Philippines’ Duterte offers to host world summit on human rights amid notorious ‘war on drugs’
The Filipino strongman told a news conference, held at the Asia-Pacific Economic Cooperation meeting in Vietnam, that the summit should focus on human-rights violations not just in the Philippines, but across the world.
“Let’s have a summit of how we can protect human rights for all [of the] human race,” Duterte said late on Thursday, following a meeting with the Filipino community in Vietnam. “What makes the death of people in the Philippines more important than the rest of the children in the world that were massacred and killed?”
“Let us investigate all violations of human rights committed by all governments,” Duterte said, as cited by Manila Bulletin.
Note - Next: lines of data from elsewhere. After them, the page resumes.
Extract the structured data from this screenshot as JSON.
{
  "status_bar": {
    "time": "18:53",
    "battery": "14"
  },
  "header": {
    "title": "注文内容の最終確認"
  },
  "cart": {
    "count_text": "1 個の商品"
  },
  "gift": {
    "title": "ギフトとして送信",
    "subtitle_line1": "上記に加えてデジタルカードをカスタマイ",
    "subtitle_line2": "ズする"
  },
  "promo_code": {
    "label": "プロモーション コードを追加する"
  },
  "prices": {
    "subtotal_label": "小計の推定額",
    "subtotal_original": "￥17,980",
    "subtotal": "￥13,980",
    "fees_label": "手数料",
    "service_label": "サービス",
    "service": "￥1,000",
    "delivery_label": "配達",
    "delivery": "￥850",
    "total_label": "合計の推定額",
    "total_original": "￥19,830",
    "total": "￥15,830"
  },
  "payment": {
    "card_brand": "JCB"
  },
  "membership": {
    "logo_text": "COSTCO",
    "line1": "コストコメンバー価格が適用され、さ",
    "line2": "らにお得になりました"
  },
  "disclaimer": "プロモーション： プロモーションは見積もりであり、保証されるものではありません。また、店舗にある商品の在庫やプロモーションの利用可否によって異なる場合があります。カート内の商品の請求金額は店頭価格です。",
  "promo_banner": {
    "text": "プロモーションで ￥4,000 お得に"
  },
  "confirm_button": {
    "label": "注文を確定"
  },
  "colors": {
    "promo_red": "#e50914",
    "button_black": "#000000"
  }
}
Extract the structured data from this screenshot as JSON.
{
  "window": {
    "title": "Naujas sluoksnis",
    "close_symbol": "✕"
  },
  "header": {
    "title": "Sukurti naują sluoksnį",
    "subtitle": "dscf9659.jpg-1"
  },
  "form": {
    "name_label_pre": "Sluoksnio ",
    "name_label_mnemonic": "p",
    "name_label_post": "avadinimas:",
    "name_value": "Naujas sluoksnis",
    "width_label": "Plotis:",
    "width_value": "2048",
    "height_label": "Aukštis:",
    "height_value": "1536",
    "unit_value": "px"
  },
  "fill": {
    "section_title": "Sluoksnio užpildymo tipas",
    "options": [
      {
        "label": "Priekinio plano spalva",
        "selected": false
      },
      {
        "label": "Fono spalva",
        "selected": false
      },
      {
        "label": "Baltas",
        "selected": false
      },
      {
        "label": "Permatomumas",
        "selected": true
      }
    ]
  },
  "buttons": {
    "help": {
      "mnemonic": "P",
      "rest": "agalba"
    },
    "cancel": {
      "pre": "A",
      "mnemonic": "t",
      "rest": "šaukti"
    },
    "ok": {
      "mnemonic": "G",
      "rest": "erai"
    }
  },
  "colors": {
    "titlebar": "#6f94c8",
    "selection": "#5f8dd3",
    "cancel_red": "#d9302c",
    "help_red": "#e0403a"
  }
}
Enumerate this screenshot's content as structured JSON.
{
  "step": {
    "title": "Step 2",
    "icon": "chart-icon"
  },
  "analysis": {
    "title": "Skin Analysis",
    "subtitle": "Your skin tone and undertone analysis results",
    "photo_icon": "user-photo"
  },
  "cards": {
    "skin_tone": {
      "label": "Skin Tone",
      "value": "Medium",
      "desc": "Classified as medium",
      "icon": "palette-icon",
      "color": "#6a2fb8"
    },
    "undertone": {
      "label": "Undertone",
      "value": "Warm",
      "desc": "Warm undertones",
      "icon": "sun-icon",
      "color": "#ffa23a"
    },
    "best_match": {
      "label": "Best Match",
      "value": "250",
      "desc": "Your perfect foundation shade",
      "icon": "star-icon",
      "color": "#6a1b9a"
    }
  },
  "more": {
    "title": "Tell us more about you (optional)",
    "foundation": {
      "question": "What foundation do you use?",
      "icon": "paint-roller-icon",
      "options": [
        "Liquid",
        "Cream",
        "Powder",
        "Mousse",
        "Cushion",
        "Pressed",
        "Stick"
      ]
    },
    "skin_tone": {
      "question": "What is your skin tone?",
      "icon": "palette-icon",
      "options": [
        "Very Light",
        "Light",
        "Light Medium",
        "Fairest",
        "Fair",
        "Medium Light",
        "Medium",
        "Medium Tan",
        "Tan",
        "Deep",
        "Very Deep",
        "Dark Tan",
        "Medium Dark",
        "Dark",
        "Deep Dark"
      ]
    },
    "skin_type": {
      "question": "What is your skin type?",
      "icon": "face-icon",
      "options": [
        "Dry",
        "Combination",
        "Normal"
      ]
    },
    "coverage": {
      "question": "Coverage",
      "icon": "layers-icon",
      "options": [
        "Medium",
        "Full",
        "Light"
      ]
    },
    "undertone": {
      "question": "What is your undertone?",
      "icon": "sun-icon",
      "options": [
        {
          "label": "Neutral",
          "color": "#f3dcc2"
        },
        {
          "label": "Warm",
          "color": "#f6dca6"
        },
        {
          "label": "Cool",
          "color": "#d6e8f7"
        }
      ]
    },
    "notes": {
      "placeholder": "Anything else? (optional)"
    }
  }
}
When asked if he would invite the United Nations to the summit, the Filipino leader said he would rather opt for lawyers and health experts. “I’m more comfortable with a panel of lawyers because they will understand the legal implications. And maybe experts in the science of medicine and the destruction of the human body.”
Duterte said he also planned to invite United Nations human rights expert Agnes Callamard, and question her “obsession” with his drug war, while neglecting to address cases of violence in the Middle East.
Last December, the Duterte administration said Callamard was welcome to visit the country and conduct a probe into human-rights violations only if she agreed to meet several conditions, including allowing the president to ask her questions during a public debate. Callamard refused, but turned up in an unofficial capacity in Manila last May.
Duterte, who came to power on the back of his promise to defeat drug lords and prevent his country from devolving into a ‘narco-state,’ admitted in August that his nation had failed to fix the Philippines’ drug problem due to lack of equipment, difficult terrain, and the brevity of his presidential term.
Duterte has long been under fire for alleged human-rights violations in his war on drugs. Filipino security forces and “unidentified gunmen” have killed over 7,000 suspected drug users and dealers since July 1, 2016, including at least 3,116 killings by police, Human Rights Watch said in July, citing government data.